***** Data for analysis
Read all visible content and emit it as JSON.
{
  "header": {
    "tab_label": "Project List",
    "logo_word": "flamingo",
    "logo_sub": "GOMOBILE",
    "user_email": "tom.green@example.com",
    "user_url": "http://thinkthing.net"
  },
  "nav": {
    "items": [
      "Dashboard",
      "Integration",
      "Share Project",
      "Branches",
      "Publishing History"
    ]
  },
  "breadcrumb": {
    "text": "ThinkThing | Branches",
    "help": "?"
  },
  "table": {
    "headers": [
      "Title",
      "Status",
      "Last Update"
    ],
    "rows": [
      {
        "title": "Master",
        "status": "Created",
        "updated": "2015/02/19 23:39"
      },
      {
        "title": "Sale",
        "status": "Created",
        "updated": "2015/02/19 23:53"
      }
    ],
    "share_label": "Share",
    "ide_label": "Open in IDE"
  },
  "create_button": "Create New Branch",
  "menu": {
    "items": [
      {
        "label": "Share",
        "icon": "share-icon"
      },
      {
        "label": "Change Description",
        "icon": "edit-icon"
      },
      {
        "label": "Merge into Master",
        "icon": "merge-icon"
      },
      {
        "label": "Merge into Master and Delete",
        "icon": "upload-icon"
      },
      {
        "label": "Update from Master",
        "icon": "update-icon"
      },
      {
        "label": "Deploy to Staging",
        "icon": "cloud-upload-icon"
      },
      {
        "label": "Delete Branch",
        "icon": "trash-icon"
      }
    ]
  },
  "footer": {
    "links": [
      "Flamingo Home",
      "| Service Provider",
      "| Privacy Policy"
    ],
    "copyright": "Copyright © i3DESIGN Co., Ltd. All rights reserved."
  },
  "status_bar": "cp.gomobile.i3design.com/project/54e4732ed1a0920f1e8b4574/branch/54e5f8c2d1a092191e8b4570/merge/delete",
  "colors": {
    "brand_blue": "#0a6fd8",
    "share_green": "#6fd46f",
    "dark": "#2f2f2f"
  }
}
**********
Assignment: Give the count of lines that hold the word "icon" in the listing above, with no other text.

Response to the task: 7